What story can you tell in a 100 words? Just 25 words? Two sentences? Six words? Together we'll explore some microwriting projects like The Race Card Project and Post Secret, and we'll write our own microfiction. People who are fluent writers will have a chance to experience the power of tiny writing, while people who are less confident in their writing will, I hope, find new power in their own words. Microfiction is a way to reconfigure the writing space, both inwardly and outwardly. Inwardly, each word of a story takes on more meaning. Outwardly, the small stories make room for more stories in the writing space. That means: more people telling their stories, and more opportunities for people to learn from each other's stories.
We'll start by exploring some microwriting projects together and sharing what we like. Next, we'll start writing and revising while also helping each other to revise. For participants who are teachers, I hope this micro-revision experience will give you new insight into making revision part of the writing process in your own classes. Then, if people are interested in a group publication, we can create a microfiction anthology to publish together as a Pressbook.
This shared reading-and-writing experience will be a chance to think critically about the accessibility of text as compared to other digital storytelling media. We will be able to look at different tools and platforms in terms of accessibility, sustainability, and global reach, and as we create a group project, we will be thinking about authorship, ownership, and licensing. Most of all: I hope everyone will learn to love the creative power of their own words and and to enjoy sharing their written voices with others.
- Gerol Petruzella, "The Cruellest Month"

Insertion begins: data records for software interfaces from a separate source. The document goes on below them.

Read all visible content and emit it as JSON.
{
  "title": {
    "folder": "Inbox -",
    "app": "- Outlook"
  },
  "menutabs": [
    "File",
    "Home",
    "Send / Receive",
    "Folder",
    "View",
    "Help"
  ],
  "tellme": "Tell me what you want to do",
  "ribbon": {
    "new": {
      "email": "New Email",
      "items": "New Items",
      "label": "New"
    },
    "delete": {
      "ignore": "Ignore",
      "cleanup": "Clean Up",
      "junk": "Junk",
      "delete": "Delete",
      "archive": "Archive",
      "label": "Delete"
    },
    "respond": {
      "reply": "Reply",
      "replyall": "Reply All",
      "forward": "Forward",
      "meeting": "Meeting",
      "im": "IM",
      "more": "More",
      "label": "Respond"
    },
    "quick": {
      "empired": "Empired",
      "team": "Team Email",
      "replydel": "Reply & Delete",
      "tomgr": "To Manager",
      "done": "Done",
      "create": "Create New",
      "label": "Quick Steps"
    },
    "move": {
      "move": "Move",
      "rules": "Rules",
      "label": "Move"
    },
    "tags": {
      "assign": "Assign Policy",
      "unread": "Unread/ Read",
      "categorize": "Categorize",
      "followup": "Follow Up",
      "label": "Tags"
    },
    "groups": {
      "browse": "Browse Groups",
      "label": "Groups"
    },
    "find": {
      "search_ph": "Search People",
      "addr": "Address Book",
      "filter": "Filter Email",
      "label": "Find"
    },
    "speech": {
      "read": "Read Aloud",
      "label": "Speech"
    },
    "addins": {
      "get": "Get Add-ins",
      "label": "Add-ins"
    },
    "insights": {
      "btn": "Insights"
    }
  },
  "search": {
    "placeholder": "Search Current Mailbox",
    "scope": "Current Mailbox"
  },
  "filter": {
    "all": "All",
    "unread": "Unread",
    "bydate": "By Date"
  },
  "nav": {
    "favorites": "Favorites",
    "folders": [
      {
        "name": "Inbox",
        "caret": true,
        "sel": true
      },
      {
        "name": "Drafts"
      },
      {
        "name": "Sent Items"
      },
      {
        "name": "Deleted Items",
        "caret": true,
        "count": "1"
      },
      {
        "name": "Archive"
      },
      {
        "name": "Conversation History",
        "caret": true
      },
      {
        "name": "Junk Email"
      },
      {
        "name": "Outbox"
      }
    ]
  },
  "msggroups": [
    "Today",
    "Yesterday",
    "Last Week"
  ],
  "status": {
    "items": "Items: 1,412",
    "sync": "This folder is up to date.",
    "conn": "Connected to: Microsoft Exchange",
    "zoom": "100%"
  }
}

- The Race Card Project
- NPR: "'Hint Fiction' Celebrates The (Extremely) Short Story"
- NPR: "Tell Your Life Story In Exactly Six Words"